Scott Brasher is a fashion street photographer based in New York City. His work has been featured on many media outlets while working with brands like Cover Girl, MTV, Reebok, and Target, among many others. But before this, Scott started shooting in the streets of Williamsburg, Brooklyn, capturing its daily urban fashion. Last month, he took the Petzval Lens to the streets of New York to photograph scenes at the famous New York Fashion Week.
Artists usually leave an imprint of themselves on every creation - a signature theme or treatment, among others. In the case of young French photographer Julien Lallouette, this idea becomes figurative as he utilizes a concoction of his own bodily fluids as film soak for his series, "Silver Soaked."
Summer is in full swing and wedding season is moving in. And in keeping up with the season, Wedding Photographer Johnny Cheng invited his girlfriend to a spur-of-the-moment shoot using the his new Petzval Lens. With the Petzval, he managed a confluence of grassy meadows and the lens' swirly bokeh effect, resulting in soft-focused images to fall in love with. Read on to hear what this Georgia-based wedding photographer has to say about his Petzval experience.

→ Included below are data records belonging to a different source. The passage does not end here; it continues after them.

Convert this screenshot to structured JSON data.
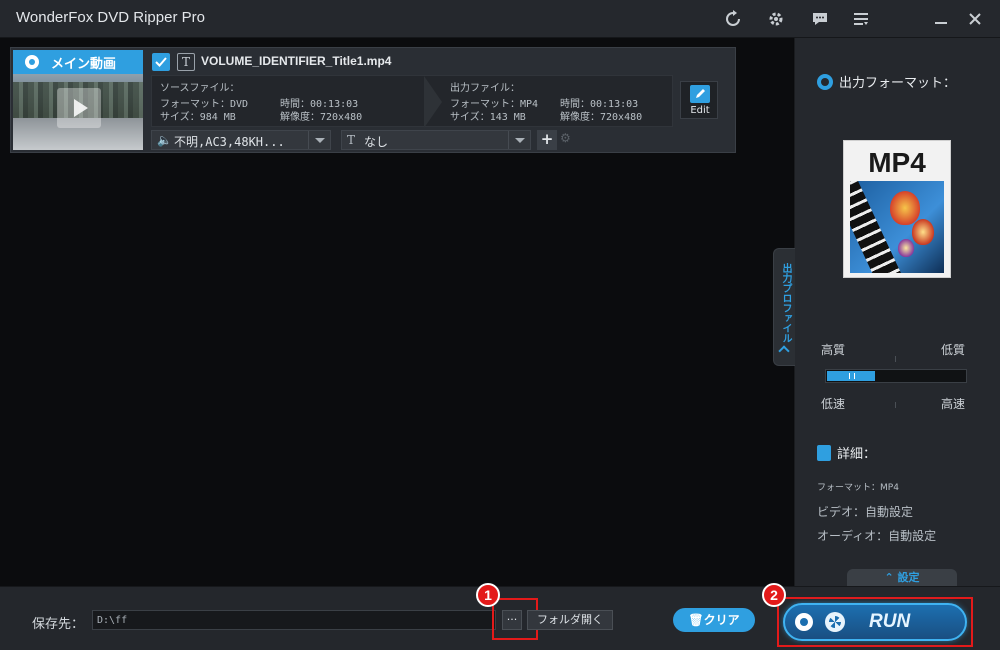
{
  "app": {
    "title": "WonderFox DVD Ripper Pro"
  },
  "titlebar_icons": [
    "refresh-icon",
    "settings-icon",
    "feedback-icon",
    "menu-icon",
    "minimize-icon",
    "close-icon"
  ],
  "item": {
    "thumb_label": "メイン動画",
    "checked": true,
    "file_name": "VOLUME_IDENTIFIER_Title1.mp4",
    "source": {
      "header": "ソースファイル：",
      "format": "フォーマット：DVD",
      "size": "サイズ：984 MB",
      "duration": "時間：00:13:03",
      "resolution": "解像度：720x480"
    },
    "output": {
      "header": "出力ファイル：",
      "format": "フォーマット：MP4",
      "size": "サイズ：143 MB",
      "duration": "時間：00:13:03",
      "resolution": "解像度：720x480"
    },
    "edit_label": "Edit",
    "audio_track": "不明,AC3,48KH...",
    "subtitle": "なし"
  },
  "right_panel": {
    "format_title": "出力フォーマット：",
    "format_name": "MP4",
    "profile_tab": "出力プロファイル",
    "quality": {
      "high": "高質",
      "low": "低質",
      "slow": "低速",
      "fast": "高速",
      "level": 0.35
    },
    "details_title": "詳細：",
    "detail_format": "フォーマット：MP4",
    "detail_video": "ビデオ：自動設定",
    "detail_audio": "オーディオ：自動設定",
    "settings_label": "設定"
  },
  "bottom": {
    "save_label": "保存先：",
    "path": "D:\\ff",
    "browse_label": "···",
    "open_folder": "フォルダ開く",
    "clear": "クリア",
    "run": "RUN",
    "badge1": "1",
    "badge2": "2"
  },
  "colors": {
    "accent": "#2f9fe0",
    "highlight": "#e31a1a",
    "background": "#0b0c0e",
    "panel": "#25282d"
  }
}
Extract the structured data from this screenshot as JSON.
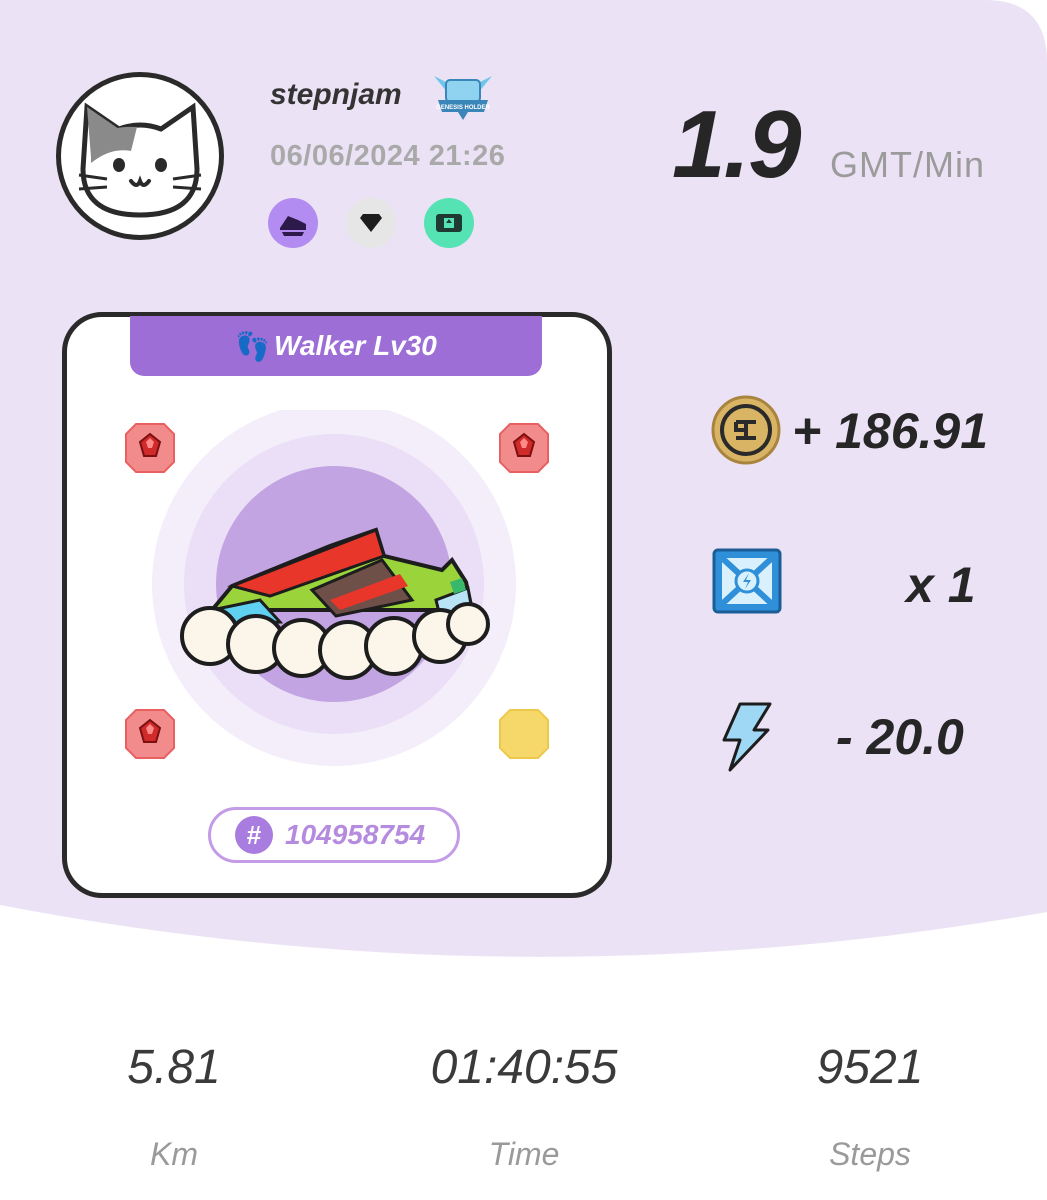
{
  "profile": {
    "username": "stepnjam",
    "badge_text": "GENESIS HOLDER",
    "datetime": "06/06/2024 21:26",
    "avatar_icon": "cat-avatar-icon",
    "badges": [
      {
        "icon": "sneaker-badge-icon",
        "color": "#b28cf0"
      },
      {
        "icon": "gem-badge-icon",
        "color": "#e6e6e6"
      },
      {
        "icon": "ticket-badge-icon",
        "color": "#55e3b4"
      }
    ]
  },
  "rate": {
    "value": "1.9",
    "unit": "GMT/Min"
  },
  "sneaker": {
    "type_label": "Walker Lv30",
    "id_hash": "#",
    "id": "104958754",
    "sockets": [
      "red-gem",
      "red-gem",
      "red-gem",
      "yellow-empty"
    ]
  },
  "rewards": [
    {
      "icon": "gst-coin-icon",
      "text": "+ 186.91"
    },
    {
      "icon": "mystery-box-icon",
      "text": "x 1"
    },
    {
      "icon": "energy-bolt-icon",
      "text": "- 20.0"
    }
  ],
  "stats": [
    {
      "value": "5.81",
      "label": "Km"
    },
    {
      "value": "01:40:55",
      "label": "Time"
    },
    {
      "value": "9521",
      "label": "Steps"
    }
  ],
  "colors": {
    "background_top": "#ece2f5",
    "accent_purple": "#9d6ed6",
    "mint": "#55e3b4"
  }
}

During the 1980s Bob Mazzer worked as a projectionist at a porn cinema. He began photographing his daily commute to and from work on the Underground. What followed was a collection of photographs that capture the cultural and social history of London in the 1980's.